- _DIRECTIONS FOR THIS TASK_: Return each line of the data below that contains the string "JSON".

- _TASK INPUTS_:

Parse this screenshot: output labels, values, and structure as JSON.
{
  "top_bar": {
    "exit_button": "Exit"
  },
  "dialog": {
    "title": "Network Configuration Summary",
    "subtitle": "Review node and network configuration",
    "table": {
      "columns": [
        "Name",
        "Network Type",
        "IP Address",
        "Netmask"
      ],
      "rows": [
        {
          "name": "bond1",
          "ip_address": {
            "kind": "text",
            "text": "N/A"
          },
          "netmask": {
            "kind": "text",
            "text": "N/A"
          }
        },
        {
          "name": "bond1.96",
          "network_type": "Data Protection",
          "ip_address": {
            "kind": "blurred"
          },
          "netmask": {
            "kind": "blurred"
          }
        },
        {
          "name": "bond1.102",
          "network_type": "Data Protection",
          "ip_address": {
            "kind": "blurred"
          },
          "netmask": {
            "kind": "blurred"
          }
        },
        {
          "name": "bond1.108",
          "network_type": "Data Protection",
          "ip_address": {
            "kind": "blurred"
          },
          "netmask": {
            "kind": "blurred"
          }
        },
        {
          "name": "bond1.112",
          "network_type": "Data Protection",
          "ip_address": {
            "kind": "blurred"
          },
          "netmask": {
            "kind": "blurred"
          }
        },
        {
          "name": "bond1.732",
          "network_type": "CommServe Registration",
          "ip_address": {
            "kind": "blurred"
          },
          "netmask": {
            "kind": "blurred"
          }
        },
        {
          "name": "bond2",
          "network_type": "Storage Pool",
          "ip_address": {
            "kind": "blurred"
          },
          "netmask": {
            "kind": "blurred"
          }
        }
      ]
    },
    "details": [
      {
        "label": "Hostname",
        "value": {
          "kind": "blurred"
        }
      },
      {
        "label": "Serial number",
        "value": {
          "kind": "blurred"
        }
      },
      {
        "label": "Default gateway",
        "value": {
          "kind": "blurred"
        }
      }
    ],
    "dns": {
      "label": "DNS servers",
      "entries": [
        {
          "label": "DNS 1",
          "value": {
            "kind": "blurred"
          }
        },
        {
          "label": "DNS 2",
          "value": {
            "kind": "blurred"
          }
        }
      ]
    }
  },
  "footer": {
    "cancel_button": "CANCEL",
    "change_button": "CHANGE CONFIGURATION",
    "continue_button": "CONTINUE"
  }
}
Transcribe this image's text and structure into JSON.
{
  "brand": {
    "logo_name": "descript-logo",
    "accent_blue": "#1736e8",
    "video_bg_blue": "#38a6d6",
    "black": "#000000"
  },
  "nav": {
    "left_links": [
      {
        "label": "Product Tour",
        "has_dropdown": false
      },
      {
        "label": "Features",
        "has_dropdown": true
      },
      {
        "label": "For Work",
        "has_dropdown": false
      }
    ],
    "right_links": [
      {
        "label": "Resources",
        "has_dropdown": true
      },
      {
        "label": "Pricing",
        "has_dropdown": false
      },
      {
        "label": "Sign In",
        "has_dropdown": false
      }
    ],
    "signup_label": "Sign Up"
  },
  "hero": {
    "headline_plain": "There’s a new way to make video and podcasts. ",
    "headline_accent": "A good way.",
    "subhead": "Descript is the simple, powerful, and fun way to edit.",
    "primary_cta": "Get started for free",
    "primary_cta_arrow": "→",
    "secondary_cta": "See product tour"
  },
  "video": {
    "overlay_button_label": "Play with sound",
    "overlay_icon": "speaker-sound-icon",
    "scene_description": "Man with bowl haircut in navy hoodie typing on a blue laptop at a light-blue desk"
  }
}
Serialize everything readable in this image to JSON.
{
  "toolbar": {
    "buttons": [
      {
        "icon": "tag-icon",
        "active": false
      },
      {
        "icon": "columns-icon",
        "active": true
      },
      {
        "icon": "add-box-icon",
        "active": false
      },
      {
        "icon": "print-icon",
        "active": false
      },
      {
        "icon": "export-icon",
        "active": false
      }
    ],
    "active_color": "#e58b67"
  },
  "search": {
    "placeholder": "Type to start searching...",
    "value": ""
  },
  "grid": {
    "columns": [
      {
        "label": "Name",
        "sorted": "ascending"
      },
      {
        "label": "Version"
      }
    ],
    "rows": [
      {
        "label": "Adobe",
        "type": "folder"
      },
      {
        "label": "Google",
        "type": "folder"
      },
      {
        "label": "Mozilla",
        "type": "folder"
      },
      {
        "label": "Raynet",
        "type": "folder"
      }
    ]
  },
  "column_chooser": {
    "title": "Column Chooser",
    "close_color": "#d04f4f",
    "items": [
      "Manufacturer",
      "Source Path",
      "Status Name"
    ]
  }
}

- _OUTPUT BELOW_:
Parse this screenshot: output labels, values, and structure as JSON.
Transcribe this image's text and structure into JSON.
Serialize everything readable in this image to JSON.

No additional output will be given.